▶ _Work instructions_
Which lines in the records below contain the word "духовке"? Return each of them.

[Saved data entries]
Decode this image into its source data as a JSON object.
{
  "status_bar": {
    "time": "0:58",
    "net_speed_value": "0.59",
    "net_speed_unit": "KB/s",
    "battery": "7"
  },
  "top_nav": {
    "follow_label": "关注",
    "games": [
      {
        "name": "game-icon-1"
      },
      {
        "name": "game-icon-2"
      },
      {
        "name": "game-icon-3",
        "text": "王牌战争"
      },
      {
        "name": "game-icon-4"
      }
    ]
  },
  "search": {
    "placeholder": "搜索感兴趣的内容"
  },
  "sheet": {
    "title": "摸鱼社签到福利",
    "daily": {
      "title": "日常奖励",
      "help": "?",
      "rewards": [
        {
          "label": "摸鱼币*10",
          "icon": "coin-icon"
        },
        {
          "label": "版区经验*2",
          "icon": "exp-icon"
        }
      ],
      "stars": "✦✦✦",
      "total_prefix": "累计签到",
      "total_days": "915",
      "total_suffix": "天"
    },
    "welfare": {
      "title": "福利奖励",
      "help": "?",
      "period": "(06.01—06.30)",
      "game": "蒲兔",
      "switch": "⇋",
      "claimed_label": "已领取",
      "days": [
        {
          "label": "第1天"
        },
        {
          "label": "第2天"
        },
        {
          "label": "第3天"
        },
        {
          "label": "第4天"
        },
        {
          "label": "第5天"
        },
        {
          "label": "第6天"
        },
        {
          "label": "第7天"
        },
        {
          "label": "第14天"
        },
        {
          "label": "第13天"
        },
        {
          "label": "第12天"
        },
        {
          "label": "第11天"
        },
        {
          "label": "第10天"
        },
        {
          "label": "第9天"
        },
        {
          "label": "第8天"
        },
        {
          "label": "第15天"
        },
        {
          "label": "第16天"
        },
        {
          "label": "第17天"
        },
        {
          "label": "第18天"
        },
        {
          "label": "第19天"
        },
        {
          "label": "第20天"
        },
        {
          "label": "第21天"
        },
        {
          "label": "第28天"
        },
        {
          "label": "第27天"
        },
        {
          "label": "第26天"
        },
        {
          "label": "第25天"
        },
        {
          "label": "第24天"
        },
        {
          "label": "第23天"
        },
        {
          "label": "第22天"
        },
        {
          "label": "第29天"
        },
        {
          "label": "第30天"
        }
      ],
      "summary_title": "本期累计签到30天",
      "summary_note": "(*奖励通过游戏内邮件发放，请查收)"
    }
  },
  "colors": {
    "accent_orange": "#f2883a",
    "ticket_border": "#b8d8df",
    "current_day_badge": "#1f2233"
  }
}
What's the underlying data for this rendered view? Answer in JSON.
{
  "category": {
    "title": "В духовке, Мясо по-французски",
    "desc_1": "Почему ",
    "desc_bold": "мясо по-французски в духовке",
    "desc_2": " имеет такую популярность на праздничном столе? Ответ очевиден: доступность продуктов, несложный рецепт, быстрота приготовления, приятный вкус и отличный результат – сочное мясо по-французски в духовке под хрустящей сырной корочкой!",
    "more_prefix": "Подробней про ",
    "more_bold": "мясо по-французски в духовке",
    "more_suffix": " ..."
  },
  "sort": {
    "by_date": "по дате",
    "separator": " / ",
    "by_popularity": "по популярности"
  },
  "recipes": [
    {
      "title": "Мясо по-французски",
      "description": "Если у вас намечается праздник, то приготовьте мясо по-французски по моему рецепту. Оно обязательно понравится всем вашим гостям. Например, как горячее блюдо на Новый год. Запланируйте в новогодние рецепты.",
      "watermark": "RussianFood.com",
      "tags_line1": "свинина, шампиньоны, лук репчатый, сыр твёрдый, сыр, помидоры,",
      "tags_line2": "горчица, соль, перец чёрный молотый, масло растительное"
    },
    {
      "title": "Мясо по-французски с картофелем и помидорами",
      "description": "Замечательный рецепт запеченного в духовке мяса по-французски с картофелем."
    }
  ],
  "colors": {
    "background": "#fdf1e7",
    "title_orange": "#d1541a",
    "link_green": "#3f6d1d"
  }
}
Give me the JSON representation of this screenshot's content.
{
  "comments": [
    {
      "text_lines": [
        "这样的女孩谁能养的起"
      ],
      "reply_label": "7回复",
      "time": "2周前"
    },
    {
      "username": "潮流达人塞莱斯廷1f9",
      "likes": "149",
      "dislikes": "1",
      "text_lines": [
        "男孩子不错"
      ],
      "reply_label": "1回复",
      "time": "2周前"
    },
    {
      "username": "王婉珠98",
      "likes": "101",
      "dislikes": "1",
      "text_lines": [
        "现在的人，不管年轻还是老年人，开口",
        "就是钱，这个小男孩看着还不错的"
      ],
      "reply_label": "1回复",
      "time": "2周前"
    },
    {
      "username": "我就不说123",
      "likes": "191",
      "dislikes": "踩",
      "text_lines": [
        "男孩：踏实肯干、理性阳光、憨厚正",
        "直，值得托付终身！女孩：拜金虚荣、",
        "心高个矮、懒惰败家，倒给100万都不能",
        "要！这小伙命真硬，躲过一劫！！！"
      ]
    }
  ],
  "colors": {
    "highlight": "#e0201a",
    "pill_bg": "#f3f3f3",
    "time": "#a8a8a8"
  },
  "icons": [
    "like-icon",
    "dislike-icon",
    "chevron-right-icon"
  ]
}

▶ _Answer box_
    "title": "В духовке, Мясо по-французски",
    "desc_bold": "мясо по-французски в духовке",
    "desc_2": " имеет такую популярность на праздничном столе? Ответ очевиден: доступность продуктов, несложный рецепт, быстрота приготовления, приятный вкус и отличный результат – сочное мясо по-французски в духовке под хрустящей сырной корочкой!",
    "more_bold": "мясо по-французски в духовке",
      "description": "Замечательный рецепт запеченного в духовке мяса по-французски с картофелем."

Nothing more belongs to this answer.